Police send report on Air India bombing to prosecutors

VANCOUVER, British Columbia (AP) — Police have sent a long-awaited report to government prosecutors so they can assess whether charges will be filed in the terrorist bombing of an Air India jetliner in 1985.
All 329 people on board Air India Flight 182, including 280 Canadians, were killed when the plane, bound from Canada to London, blew up over the coast of Ireland.
The Royal Canadian Mounted Police has been hunting for the bombers since then, in what the force calls the most complex investigation of its history.
In a news release Thursday, the RCMP said the submission of the report to prosecutors does not mean the filing of charges is imminent. No time frame was set for the review process, and police declined to any details about their evidence.
The RCMP has faced repeated criticism from relatives of the victims who have complained the investigation has dragged on too long.
Police believe a group of Sikh separatists living in British Columbia planned to blow up two Air India jets as part of a terrorist campaign against the Indian government. The separatists were working to establish an independent Sikh homeland.

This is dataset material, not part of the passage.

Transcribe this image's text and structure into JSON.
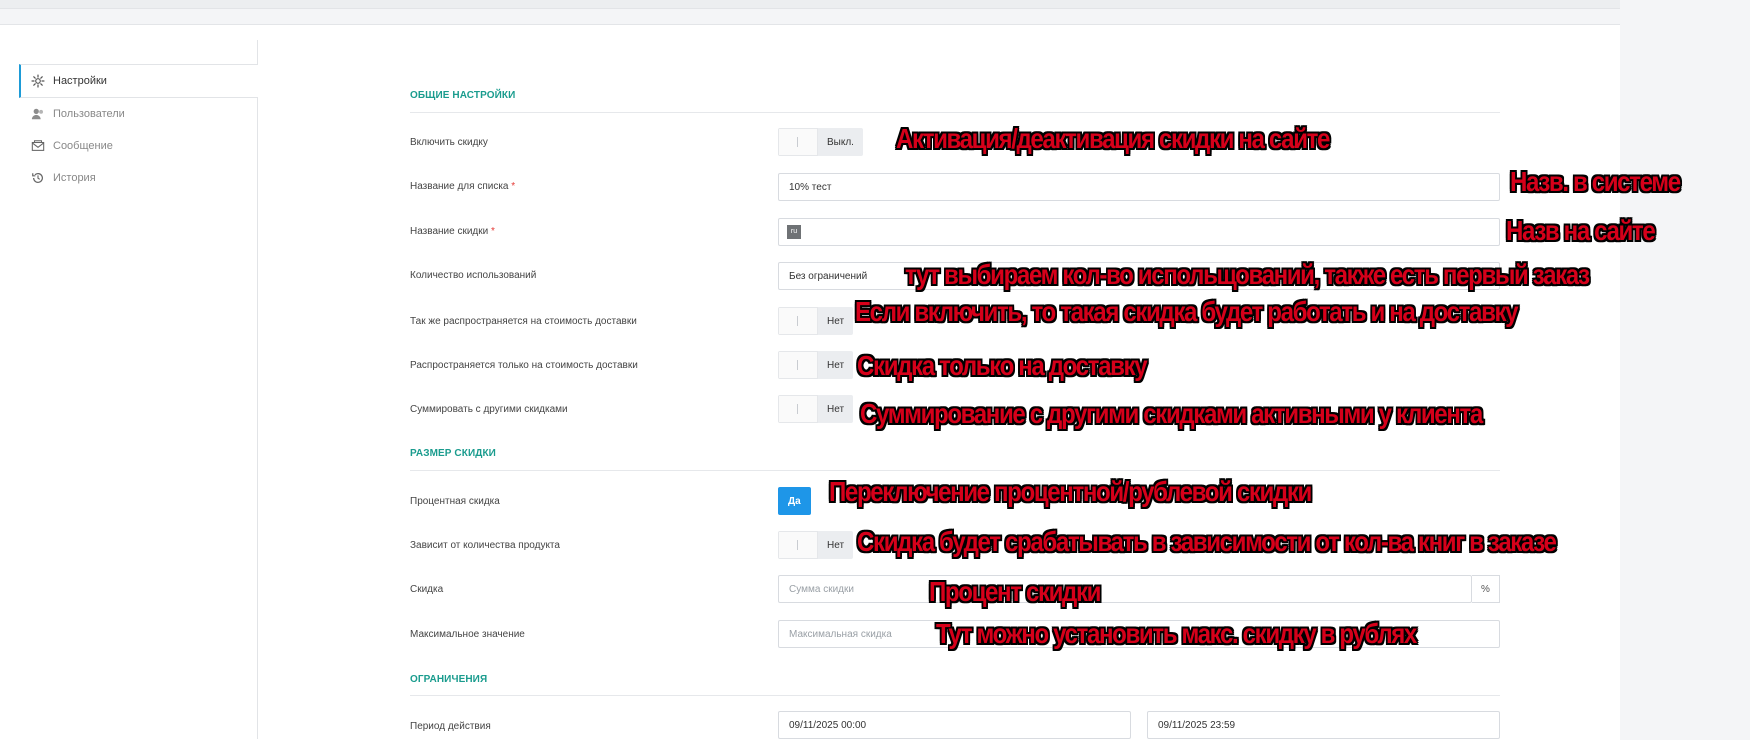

In June 1985, two bomb-laden suitcases were checked in for flights destined to connect with two Air India flights.
The first bomb exploded at Tokyo’s Narita airport, killing two baggage handlers who were unloading a Canadian Pacific flight from Vancouver. Less than an hour later, Flight 182 — which also originated in Vancouver — exploded.
Inderjit Singh Reyat, an electrician from Vancouver Island, is serving 10 years for manslaughter in connection with the Narita deaths. He has been identified as a suspect in the Flight 182 bombing.